### Your goal
Show all lines of the listing that hold the word "JSON".

BEGIN

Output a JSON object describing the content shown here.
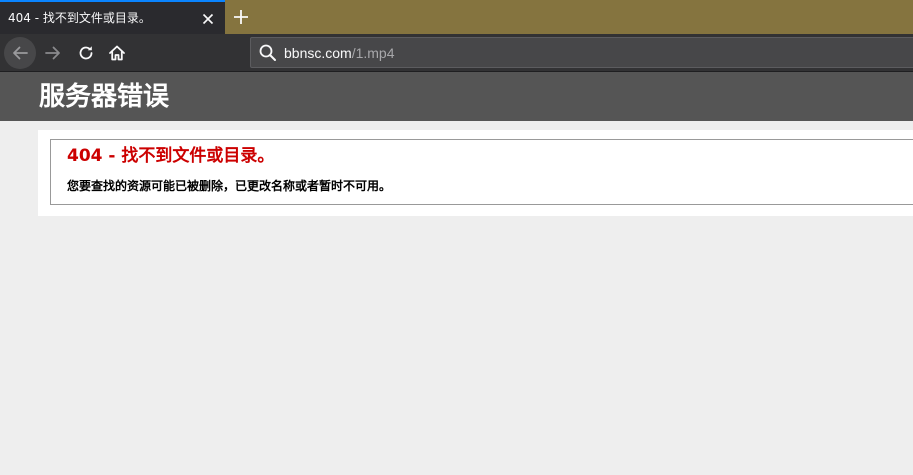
{
  "browser": {
    "tab": {
      "title": "404 - 找不到文件或目录。"
    },
    "url": {
      "host": "bbnsc.com",
      "path": "/1.mp4"
    },
    "icons": {
      "tab_close": "close-icon",
      "new_tab": "plus-icon",
      "back": "arrow-left-icon",
      "forward": "arrow-right-icon",
      "reload": "reload-icon",
      "home": "home-icon",
      "url": "search-icon"
    },
    "colors": {
      "tabstrip": "#85743f",
      "tab_active": "#2a2a2e",
      "tab_accent": "#0a84ff",
      "toolbar": "#323234",
      "urlbar": "#474749"
    }
  },
  "page": {
    "header_title": "服务器错误",
    "error_title": "404 - 找不到文件或目录。",
    "error_description": "您要查找的资源可能已被删除，已更改名称或者暂时不可用。",
    "colors": {
      "header_bg": "#555555",
      "error_title": "#cc0000",
      "background": "#eeeeee"
    }
  }
}
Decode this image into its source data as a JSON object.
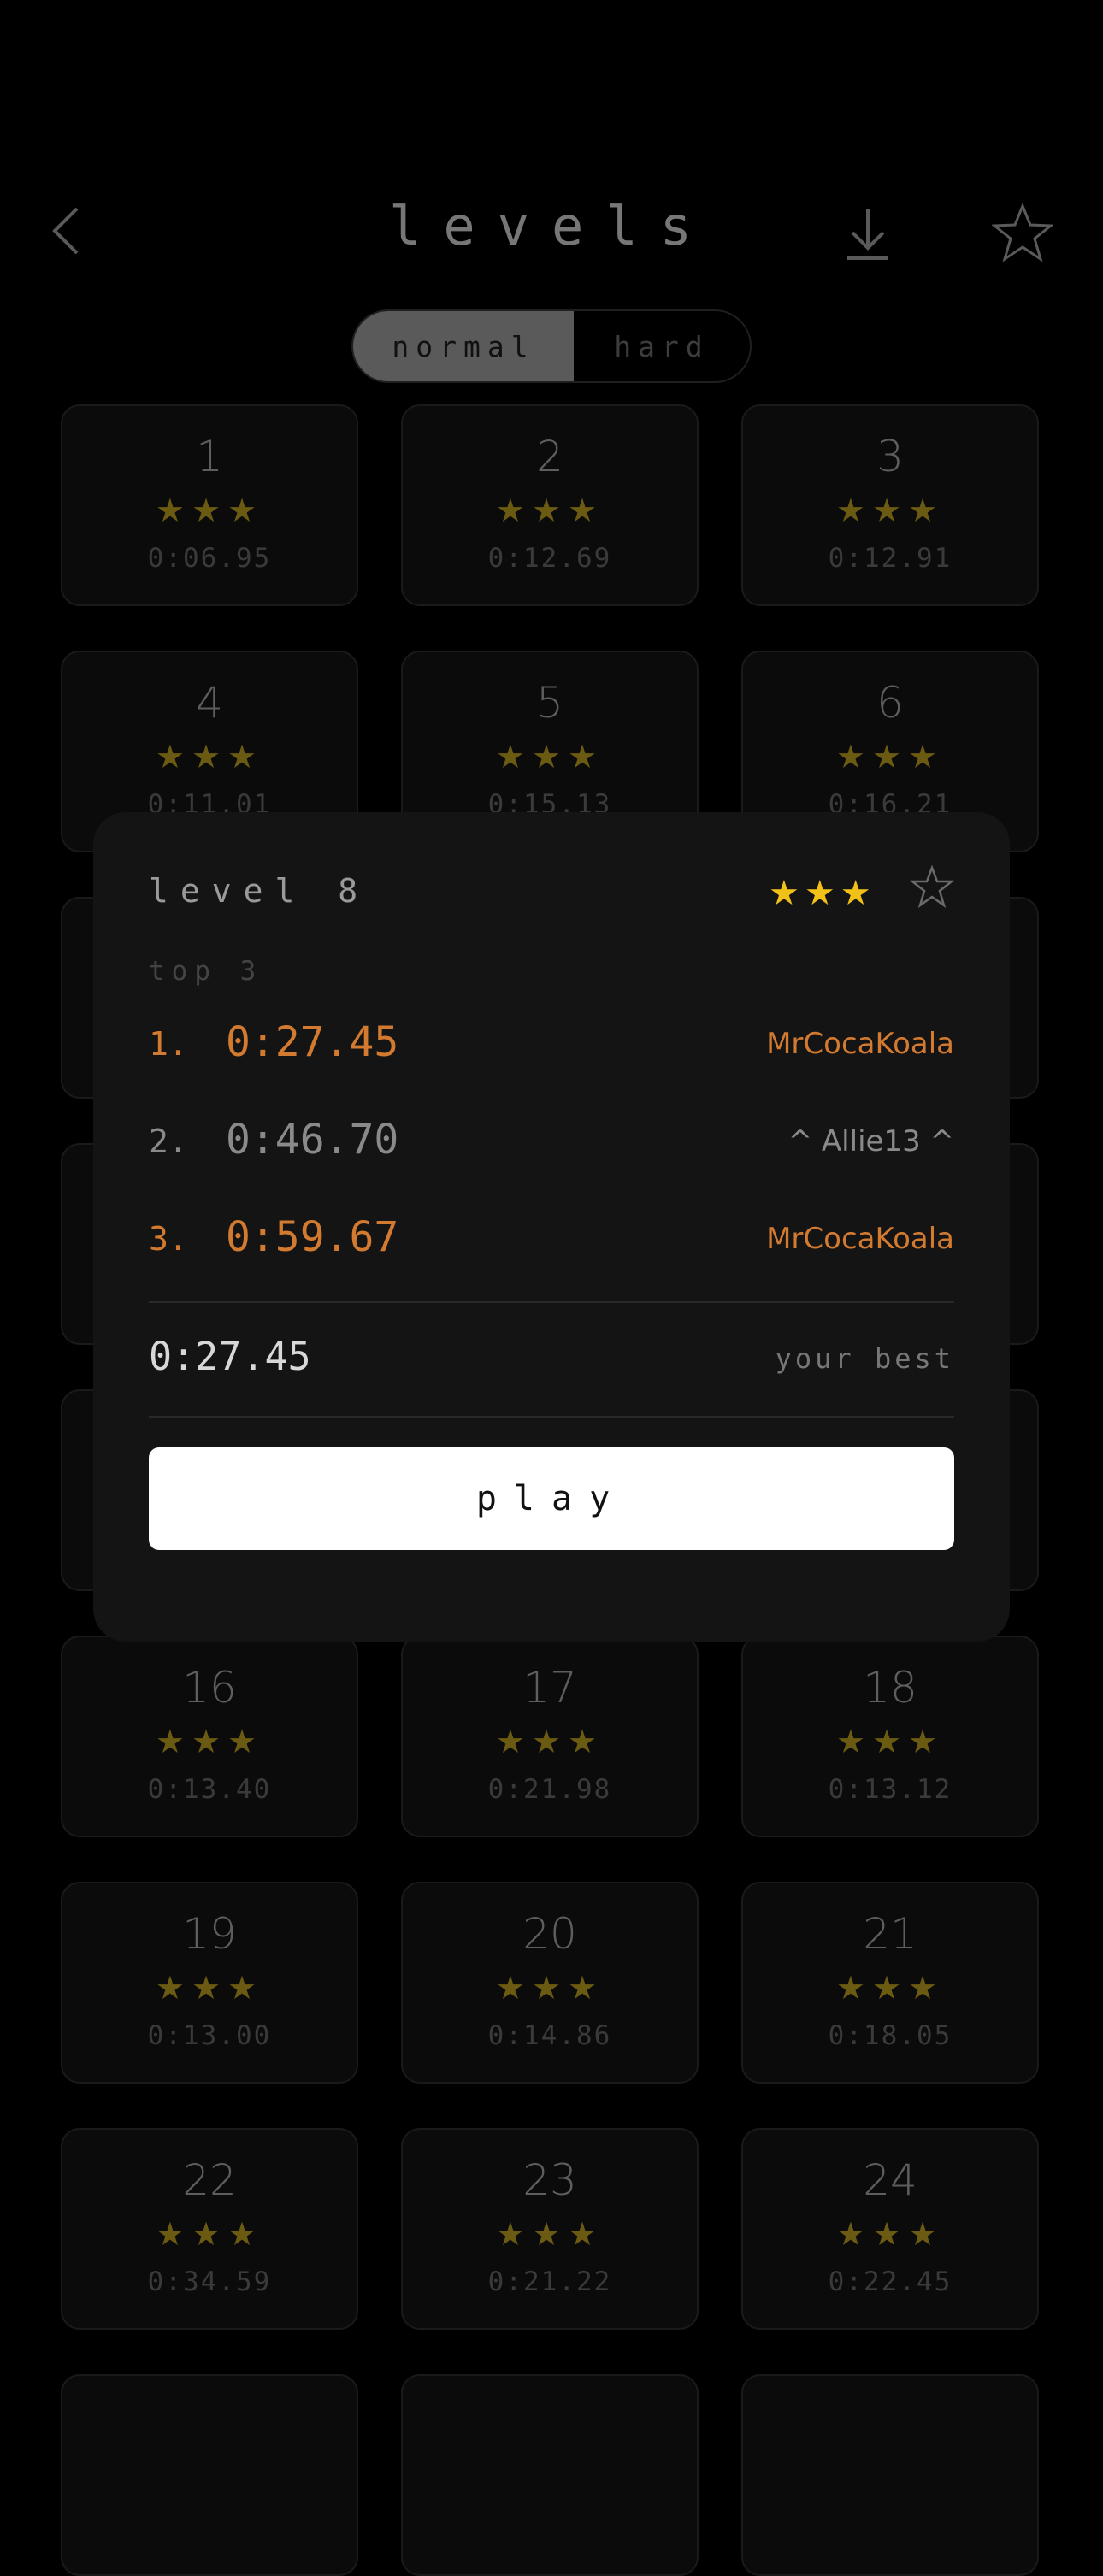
{
  "header": {
    "title": "levels"
  },
  "mode_tabs": [
    {
      "label": "normal",
      "selected": true
    },
    {
      "label": "hard",
      "selected": false
    }
  ],
  "levels": [
    {
      "number": "1",
      "stars": "★★★",
      "time": "0:06.95"
    },
    {
      "number": "2",
      "stars": "★★★",
      "time": "0:12.69"
    },
    {
      "number": "3",
      "stars": "★★★",
      "time": "0:12.91"
    },
    {
      "number": "4",
      "stars": "★★★",
      "time": "0:11.01"
    },
    {
      "number": "5",
      "stars": "★★★",
      "time": "0:15.13"
    },
    {
      "number": "6",
      "stars": "★★★",
      "time": "0:16.21"
    },
    {
      "number": "16",
      "stars": "★★★",
      "time": "0:13.40"
    },
    {
      "number": "17",
      "stars": "★★★",
      "time": "0:21.98"
    },
    {
      "number": "18",
      "stars": "★★★",
      "time": "0:13.12"
    },
    {
      "number": "19",
      "stars": "★★★",
      "time": "0:13.00"
    },
    {
      "number": "20",
      "stars": "★★★",
      "time": "0:14.86"
    },
    {
      "number": "21",
      "stars": "★★★",
      "time": "0:18.05"
    },
    {
      "number": "22",
      "stars": "★★★",
      "time": "0:34.59"
    },
    {
      "number": "23",
      "stars": "★★★",
      "time": "0:21.22"
    },
    {
      "number": "24",
      "stars": "★★★",
      "time": "0:22.45"
    }
  ],
  "modal": {
    "title": "level 8",
    "stars": "★★★",
    "top3_label": "top 3",
    "leaderboard": [
      {
        "rank": "1.",
        "time": "0:27.45",
        "name": "MrCocaKoala"
      },
      {
        "rank": "2.",
        "time": "0:46.70",
        "name": "^ Allie13 ^"
      },
      {
        "rank": "3.",
        "time": "0:59.67",
        "name": "MrCocaKoala"
      }
    ],
    "best_time": "0:27.45",
    "best_label": "your best",
    "play_label": "play"
  },
  "colors": {
    "accent": "#d27a30",
    "star_active": "#f2c118",
    "star_dim": "#6b5a12",
    "play_button": "#ffffff"
  }
}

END

### Result for this task
Output a JSON object describing the content shown here.
Decode this image into its source data as a JSON object.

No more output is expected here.